## Task directions
Below are entries; write every one of them out again exactly.

## The data
• • • • •

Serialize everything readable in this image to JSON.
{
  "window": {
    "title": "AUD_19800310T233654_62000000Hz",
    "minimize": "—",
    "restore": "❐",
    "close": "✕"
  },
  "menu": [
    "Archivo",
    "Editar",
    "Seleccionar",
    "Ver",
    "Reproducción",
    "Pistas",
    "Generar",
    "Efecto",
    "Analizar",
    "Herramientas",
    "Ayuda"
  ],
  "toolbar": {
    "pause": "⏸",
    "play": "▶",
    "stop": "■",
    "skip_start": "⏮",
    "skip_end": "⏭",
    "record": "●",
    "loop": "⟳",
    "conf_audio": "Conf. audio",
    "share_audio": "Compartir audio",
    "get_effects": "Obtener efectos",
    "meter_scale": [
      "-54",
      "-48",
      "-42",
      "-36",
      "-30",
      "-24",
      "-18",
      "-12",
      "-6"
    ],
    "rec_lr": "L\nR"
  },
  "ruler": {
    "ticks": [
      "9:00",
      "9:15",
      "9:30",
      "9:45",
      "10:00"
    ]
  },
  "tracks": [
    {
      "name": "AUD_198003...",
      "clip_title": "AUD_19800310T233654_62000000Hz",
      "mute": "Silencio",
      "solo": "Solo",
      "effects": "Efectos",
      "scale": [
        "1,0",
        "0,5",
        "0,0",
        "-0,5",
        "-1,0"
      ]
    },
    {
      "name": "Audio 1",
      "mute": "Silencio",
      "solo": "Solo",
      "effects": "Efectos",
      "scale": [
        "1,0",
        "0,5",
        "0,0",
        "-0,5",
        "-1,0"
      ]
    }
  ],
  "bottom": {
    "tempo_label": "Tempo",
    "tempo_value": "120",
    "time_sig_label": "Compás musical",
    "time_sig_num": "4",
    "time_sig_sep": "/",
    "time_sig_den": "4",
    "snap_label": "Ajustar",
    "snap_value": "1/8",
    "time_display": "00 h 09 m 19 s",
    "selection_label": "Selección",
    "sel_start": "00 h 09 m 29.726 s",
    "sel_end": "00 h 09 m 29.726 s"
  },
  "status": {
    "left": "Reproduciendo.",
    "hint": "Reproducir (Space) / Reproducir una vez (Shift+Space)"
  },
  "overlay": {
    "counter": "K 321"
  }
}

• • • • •

## Solution
Serialize everything readable in this image to JSON.
{
  "window": {
    "title": "AUD_19800310T233654_62000000Hz",
    "minimize": "—",
    "restore": "❐",
    "close": "✕"
  },
  "menu": [
    "Archivo",
    "Editar",
    "Seleccionar",
    "Ver",
    "Reproducción",
    "Pistas",
    "Generar",
    "Efecto",
    "Analizar",
    "Herramientas",
    "Ayuda"
  ],
  "toolbar": {
    "pause": "⏸",
    "play": "▶",
    "stop": "■",
    "skip_start": "⏮",
    "skip_end": "⏭",
    "record": "●",
    "loop": "⟳",
    "conf_audio": "Conf. audio",
    "share_audio": "Compartir audio",
    "get_effects": "Obtener efectos",
    "meter_scale": [
      "-54",
      "-48",
      "-42",
      "-36",
      "-30",
      "-24",
      "-18",
      "-12",
      "-6"
    ],
    "rec_lr": "L\nR"
  },
  "ruler": {
    "ticks": [
      "9:00",
      "9:15",
      "9:30",
      "9:45",
      "10:00"
    ]
  },
  "tracks": [
    {
      "name": "AUD_198003...",
      "clip_title": "AUD_19800310T233654_62000000Hz",
      "mute": "Silencio",
      "solo": "Solo",
      "effects": "Efectos",
      "scale": [
        "1,0",
        "0,5",
        "0,0",
        "-0,5",
        "-1,0"
      ]
    },
    {
      "name": "Audio 1",
      "mute": "Silencio",
      "solo": "Solo",
      "effects": "Efectos",
      "scale": [
        "1,0",
        "0,5",
        "0,0",
        "-0,5",
        "-1,0"
      ]
    }
  ],
  "bottom": {
    "tempo_label": "Tempo",
    "tempo_value": "120",
    "time_sig_label": "Compás musical",
    "time_sig_num": "4",
    "time_sig_sep": "/",
    "time_sig_den": "4",
    "snap_label": "Ajustar",
    "snap_value": "1/8",
    "time_display": "00 h 09 m 19 s",
    "selection_label": "Selección",
    "sel_start": "00 h 09 m 29.726 s",
    "sel_end": "00 h 09 m 29.726 s"
  },
  "status": {
    "left": "Reproduciendo.",
    "hint": "Reproducir (Space) / Reproducir una vez (Shift+Space)"
  },
  "overlay": {
    "counter": "K 321"
  }
}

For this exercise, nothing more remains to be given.